Posted by Steve

Caffeine: The world’s most popular psychoactive drug

The I’m sure not coffee-fueled bloggers/writers over at Smithsonian magazine have answered a question that we’re too tired and sleepy to ask: Why we get addicted to caffeine.

And just so no one thinks we don’t realize there’s a teeny, tiny, itsy-bitsy downside to drinking coffee, we’re passing on how humans get too attached to what they claim is the “world’s most popular psychoactive drug”:

Soon after you drink (or eat) something containing caffeine, it’s absorbed through the small intestine and dissolved into the bloodstream. Because the chemical is both water- and fat-soluble (meaning that it can dissolve in water-based solutions—think blood—as well as fat-based substances, such as our cell membranes), it’s able to penetrate the blood-brain barrier and enter the brain.

Structurally, caffeine closely resembles a molecule that’s naturally present in our brain, called adenosine (which is a byproduct of many cellular processes, including cellular respiration)—so much so, in fact, that caffeine can fit neatly into our brain cells’ receptors for adenosine, effectively blocking them off. Normally, the adenosine produced over time locks into these receptors and produces a feeling of tiredness.

When caffeine molecules are blocking those receptors, they prevent this from occurring, thereby generating a sense of alertness and energy for a few hours. Additionally, some of the brain’s own natural stimulants (such as dopamine) work more effectively when the adenosine receptors are blocked, and all the surplus adenosine floating around in the brain cues the adrenal glands to secrete adrenaline, another stimulant.

Then it goes into an even more fascinating aspect: why we need more and more:

In people who take advantage of this process on a daily basis (i.e. coffee/tea, soda or energy drink addicts), the brain’s chemistry and physical characteristics actually change over time as a result.
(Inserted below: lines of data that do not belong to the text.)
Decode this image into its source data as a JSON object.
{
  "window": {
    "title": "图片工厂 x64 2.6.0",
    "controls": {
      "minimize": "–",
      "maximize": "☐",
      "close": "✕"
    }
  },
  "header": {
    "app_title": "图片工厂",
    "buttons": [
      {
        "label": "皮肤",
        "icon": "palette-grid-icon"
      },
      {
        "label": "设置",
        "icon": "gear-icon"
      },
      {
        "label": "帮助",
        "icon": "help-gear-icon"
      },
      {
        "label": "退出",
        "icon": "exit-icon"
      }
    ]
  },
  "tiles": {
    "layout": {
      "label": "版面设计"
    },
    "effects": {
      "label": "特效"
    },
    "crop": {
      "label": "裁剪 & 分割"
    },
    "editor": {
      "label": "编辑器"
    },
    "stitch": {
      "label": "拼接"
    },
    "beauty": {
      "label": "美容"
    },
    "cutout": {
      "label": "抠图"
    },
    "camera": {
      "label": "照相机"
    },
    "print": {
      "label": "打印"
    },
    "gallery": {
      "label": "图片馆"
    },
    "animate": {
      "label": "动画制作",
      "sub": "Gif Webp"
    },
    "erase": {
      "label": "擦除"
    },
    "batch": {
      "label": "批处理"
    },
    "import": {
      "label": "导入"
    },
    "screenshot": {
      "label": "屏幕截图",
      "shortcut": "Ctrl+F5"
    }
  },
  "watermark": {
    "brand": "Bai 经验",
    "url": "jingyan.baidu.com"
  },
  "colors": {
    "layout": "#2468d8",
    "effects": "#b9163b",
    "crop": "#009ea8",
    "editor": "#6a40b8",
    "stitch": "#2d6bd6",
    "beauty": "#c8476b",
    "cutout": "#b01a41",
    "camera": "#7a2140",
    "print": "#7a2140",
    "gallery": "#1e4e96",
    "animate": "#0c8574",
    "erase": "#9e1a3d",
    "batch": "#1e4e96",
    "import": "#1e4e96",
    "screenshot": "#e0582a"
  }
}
The most notable change is that brain cells grow more adenosine receptors, which is the brain’s attempt to maintain equilibrium in the face of a constant onslaught of caffeine, with its adenosine receptors so regularly plugged (studies indicate that the brain also responds by decreasing the number of receptors for norepinephrine, a stimulant). This explains why regular coffee drinkers build up a tolerance over time—because you have more adenosine receptors, it takes more caffeine to block a significant proportion of them and achieve the desired effect.

And the piece ends, as it of course should, on a high note: “The good news is that, compared to many drug addictions, the effects are relatively short-term.” After a week or two, you can break the addiction as you get all those receptors back to their “baseline levels.”

But why would we want to do that?

Posted by Steve